[Translated from Portuguese by Odile Cisneros with Suzanne Jill Levine]


now, you will say, to hear galáxias:

I began the galáxias in 1963, and I finished them in 1976. Not counting the episodic publications in the review Invenção, numbers 4 (1964) and 5 (1966-67); the translation of a few fragments into German (1966), French (1970), Spanish (1978), and English (1976, 1981), and the first gathering of galactic texts in Chess of Stars (Xadrez de estrelas, São Paulo, Perspectiva, 1976), only in 1984 was I able to see my project materialize in functionally adequate conditions thanks to Frederico Nasser's publishing house, Editora Ex Libris. This publication was in a large format, had reading visibility, the verso pages were blank, functioning as an intermittent silence or pause and completing the programmatic total of 100 pages.

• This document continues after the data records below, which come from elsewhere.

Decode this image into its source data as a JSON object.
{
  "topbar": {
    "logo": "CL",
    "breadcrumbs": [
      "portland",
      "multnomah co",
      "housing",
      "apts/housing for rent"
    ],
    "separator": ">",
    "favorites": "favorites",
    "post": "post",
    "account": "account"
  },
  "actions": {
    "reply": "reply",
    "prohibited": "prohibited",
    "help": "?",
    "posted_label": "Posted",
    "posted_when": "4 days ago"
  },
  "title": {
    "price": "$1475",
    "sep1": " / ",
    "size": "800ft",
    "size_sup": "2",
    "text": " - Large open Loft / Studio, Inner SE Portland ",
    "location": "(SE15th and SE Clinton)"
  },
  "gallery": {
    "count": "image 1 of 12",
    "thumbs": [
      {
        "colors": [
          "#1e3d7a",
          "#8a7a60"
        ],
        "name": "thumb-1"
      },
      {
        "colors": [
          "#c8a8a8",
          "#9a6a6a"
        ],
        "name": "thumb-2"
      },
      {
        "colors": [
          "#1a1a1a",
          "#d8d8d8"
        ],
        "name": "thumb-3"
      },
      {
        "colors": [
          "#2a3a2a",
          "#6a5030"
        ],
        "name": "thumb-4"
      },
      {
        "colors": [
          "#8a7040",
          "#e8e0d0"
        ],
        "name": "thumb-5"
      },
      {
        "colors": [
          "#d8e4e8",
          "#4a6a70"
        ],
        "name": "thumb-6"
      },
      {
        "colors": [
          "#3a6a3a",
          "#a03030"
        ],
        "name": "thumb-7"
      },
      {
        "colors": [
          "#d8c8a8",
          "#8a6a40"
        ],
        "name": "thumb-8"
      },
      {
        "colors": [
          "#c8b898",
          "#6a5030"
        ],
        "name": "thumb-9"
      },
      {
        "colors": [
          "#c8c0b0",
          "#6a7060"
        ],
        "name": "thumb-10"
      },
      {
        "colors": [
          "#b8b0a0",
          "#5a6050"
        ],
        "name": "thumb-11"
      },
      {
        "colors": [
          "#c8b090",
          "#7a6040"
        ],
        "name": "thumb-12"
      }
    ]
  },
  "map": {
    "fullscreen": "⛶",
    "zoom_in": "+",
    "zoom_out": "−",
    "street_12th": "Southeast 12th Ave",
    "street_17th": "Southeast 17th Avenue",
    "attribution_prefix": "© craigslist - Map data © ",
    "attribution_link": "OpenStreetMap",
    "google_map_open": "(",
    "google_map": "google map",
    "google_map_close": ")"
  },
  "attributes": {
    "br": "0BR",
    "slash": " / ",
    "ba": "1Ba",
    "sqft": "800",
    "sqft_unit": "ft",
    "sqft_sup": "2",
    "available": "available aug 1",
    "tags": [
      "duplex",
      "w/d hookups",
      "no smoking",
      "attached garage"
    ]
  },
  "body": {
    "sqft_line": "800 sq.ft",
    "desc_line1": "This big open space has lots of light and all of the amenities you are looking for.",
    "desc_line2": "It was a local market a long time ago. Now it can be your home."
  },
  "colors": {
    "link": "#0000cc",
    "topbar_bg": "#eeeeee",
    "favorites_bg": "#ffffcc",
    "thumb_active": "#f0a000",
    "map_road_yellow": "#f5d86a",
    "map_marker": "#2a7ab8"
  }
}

An audiovidoetext, videotextogram, the galáxias situate themselves on the border between prose and poetry. In this kaleidoscopic book there's an epic, narrative gesture—mini-stories that articulate and dissolve themselves like the "suspense" of a detective novel (Anatol Rosenfeld); but the image remains, the vision or calling of the epiphanic. In that sense, it is the poetic pole that ends up prevailing in the project, and the result is 50 "galactic cantos," with a total of more than 2000 verses (close to 40 per page). This permutational book has, as its semantic backbone, a recurrent yet always varied theme all along: travel as a book and the book as travel (despite the fact that—for that very reason—it is not exactly a "travel book"…). Two formants, in italics, the initial one (beginning-end: "and here I begin") and the final one (end-beginning-new beginning), encompass the game of moveable pages, interchangeable in their reading, where each isolated fragment introduces its "difference," but contains, in itself, like a watermark, the image of the entire book. which can be seen as from Alephic vantagepoint.

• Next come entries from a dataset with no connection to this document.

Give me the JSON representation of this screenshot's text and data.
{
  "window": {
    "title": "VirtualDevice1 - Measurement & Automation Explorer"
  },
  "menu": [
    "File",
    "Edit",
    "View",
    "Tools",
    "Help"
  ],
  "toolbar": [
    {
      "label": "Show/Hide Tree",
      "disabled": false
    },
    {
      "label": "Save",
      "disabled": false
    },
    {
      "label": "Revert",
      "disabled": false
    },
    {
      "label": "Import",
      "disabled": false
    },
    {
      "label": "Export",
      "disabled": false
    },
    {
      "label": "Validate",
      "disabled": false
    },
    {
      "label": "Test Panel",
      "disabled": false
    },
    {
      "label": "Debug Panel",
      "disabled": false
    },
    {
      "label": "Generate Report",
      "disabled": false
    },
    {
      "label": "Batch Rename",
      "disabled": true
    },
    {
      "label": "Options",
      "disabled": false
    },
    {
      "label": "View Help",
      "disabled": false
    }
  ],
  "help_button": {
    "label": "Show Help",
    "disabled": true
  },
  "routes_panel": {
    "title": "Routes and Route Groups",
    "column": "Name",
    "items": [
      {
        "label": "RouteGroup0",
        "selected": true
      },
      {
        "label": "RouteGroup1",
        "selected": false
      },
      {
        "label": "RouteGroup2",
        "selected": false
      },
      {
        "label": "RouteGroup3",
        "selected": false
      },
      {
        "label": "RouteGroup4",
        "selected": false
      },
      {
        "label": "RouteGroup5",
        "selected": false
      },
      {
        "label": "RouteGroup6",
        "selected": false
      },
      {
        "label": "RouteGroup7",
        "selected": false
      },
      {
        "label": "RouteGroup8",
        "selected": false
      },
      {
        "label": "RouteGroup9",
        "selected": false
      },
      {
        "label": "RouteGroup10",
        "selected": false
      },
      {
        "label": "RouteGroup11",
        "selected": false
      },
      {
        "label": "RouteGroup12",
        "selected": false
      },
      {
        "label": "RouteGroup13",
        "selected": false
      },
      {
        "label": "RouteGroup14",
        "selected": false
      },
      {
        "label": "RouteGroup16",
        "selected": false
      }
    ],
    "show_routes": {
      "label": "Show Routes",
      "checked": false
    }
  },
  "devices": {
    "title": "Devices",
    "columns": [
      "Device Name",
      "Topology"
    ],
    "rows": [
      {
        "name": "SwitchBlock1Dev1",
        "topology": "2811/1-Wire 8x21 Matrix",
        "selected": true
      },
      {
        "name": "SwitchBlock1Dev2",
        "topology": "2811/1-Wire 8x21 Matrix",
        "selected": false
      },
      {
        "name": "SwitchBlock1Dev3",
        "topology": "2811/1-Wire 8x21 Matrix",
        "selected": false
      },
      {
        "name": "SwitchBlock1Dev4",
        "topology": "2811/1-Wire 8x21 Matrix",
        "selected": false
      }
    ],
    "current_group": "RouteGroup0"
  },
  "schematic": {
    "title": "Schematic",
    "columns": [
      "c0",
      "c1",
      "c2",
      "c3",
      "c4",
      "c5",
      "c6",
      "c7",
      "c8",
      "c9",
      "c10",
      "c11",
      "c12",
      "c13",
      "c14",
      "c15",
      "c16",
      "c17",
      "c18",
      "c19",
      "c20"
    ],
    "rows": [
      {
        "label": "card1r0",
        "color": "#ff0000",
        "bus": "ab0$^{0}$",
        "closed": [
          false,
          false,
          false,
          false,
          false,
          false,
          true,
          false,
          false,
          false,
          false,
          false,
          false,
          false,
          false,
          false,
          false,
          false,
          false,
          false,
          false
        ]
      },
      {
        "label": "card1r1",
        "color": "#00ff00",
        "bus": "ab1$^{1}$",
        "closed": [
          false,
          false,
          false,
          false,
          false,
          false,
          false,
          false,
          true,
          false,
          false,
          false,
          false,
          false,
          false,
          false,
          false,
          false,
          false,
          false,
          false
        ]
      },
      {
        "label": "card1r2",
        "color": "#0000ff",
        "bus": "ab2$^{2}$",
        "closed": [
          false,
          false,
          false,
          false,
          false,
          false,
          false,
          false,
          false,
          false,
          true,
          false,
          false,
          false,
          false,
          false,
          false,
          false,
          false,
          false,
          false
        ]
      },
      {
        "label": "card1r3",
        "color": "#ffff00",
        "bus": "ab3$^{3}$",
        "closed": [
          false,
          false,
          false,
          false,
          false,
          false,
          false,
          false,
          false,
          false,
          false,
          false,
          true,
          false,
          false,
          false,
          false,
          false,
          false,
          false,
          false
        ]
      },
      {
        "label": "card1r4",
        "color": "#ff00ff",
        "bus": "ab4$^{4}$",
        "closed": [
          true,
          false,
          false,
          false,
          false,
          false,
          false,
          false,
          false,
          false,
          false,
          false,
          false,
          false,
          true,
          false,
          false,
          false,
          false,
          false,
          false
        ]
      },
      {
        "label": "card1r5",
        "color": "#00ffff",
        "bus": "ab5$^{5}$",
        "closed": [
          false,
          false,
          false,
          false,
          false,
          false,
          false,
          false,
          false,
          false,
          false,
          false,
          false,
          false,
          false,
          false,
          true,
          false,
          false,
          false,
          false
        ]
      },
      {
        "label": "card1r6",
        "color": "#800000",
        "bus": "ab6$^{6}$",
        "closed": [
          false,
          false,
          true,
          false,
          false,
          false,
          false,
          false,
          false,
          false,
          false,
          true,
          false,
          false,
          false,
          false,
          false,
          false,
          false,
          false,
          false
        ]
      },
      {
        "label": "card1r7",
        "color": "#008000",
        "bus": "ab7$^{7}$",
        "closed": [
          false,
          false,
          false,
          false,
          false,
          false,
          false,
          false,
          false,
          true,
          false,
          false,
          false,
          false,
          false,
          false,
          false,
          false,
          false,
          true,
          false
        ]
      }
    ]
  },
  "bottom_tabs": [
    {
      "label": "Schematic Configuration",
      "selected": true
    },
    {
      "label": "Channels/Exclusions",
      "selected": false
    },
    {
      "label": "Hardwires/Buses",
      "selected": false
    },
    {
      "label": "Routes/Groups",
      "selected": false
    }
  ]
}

The oralization of the galáxias was always implicit in my project. […] As it will be seen (as it will be heard), this is a book to be read aloud, proposing a rhythm and a prosody, whose "obscure" passages become transparent to reading and whose words, when pronounced, can acquire a talismanic force, incite and seduce like mantras. Not accidentally I invited the poet and musician Alberto Marsicano to accompany me on his sitar while I read the two formants (highlighted in this way): the mobility of Indian ragas, where what is random is controlled by structures of repetition, rhymes with my score-text. Furthermore, only a few referential clues are sufficient to illuminate the galactic journey. With regard to the words and phrases in other languages—always carrying a mantric, 'transmental,' value even when not always apprehensible on a semantic level—those words and phrases are usually translated or glossed in the context, in this way flowing along and into the rhythm of the whole.

No comments: